Medical records or any kind of patient record can possess social security numbers and credit card numbers. But, beyond that, hackers can also use your private medical information against you to file fraudulent medical claims or even get access to prescription drugs. Additionally, hackers can use medical information to blackmail patients by using Malware. This type of hack is known as “Spear phishing,” and it’s done by referencing a patient’s sensitive information while pretending to be their employer, doctor, or someone else who would seemingly be the only person who would have access to that kind of information.
If You Fail to Comply, Expect a Lawsuit and/or Government Intervention

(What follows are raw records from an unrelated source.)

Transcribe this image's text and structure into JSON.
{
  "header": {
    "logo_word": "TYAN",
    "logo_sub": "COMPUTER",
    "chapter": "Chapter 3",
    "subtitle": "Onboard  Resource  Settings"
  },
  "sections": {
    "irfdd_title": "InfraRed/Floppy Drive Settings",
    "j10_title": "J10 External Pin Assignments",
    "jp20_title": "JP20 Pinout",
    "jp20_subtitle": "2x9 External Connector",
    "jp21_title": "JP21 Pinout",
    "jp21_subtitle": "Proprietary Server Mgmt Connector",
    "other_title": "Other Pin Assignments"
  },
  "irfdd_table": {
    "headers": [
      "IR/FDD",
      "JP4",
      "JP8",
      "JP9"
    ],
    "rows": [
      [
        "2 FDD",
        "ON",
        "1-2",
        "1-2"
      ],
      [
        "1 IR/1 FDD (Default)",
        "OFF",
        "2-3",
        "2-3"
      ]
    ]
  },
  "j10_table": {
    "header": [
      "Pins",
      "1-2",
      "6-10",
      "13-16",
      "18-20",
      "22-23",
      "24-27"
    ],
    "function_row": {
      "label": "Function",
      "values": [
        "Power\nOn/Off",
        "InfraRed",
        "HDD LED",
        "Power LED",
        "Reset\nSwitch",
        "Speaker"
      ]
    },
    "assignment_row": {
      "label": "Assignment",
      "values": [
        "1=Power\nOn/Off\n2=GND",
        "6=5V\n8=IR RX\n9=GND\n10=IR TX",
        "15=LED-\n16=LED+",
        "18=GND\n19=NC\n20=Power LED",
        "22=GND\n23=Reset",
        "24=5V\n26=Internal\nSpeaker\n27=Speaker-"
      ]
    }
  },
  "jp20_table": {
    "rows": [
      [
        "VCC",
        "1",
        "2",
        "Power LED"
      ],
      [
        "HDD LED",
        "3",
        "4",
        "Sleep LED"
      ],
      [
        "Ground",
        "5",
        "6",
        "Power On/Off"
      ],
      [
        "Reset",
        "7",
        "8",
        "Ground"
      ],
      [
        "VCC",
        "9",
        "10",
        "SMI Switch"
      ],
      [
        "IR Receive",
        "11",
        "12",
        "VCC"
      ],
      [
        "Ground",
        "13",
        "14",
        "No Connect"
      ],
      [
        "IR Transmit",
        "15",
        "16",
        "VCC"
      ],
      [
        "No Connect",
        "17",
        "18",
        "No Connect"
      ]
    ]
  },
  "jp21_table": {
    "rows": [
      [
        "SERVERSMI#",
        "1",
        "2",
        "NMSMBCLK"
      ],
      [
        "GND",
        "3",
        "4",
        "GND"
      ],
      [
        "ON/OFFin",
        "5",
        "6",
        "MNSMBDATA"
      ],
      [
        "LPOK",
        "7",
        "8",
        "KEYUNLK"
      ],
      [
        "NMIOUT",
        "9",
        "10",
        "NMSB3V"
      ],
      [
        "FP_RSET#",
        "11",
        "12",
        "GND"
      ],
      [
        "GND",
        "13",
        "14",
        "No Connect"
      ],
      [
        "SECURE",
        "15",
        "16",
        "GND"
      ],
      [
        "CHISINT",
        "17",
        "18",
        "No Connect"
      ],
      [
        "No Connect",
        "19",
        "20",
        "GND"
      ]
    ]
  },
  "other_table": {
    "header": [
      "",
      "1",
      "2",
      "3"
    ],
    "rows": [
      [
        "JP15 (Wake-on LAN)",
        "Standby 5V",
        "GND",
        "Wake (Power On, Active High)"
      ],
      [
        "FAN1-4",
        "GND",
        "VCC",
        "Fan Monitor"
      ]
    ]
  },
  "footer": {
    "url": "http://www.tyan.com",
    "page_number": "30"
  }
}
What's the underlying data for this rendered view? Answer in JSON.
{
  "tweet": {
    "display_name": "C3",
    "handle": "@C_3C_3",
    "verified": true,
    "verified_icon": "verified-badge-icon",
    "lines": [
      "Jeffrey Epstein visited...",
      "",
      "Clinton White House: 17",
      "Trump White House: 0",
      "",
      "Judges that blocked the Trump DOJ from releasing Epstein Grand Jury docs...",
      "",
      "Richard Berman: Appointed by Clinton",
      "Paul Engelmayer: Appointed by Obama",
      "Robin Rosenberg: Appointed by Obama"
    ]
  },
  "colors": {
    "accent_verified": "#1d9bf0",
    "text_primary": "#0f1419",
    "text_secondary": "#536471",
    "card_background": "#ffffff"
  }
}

Without trying to scare you, it’s important to note that data breaches can happen to anyone. But, that’s precisely why protecting yourself is important now more than ever. If you run a medical office or any other type of business that’s required to observe HIPAA laws, then you must be cyber compliant.
While cyber compliance doesn’t necessarily protect you against a breach, it does protect you from a lawsuit or government action, which can almost be expected when you’re dealing with patients’ information. Hiring a validated, unbiased third party to evaluate your exposure and patch up any holes can help protect you if a hack should occur. These experts will issue you an official, cyber-compliant document that demonstrates to lawyers or government officials that you took the necessary steps to protect your office and your patients.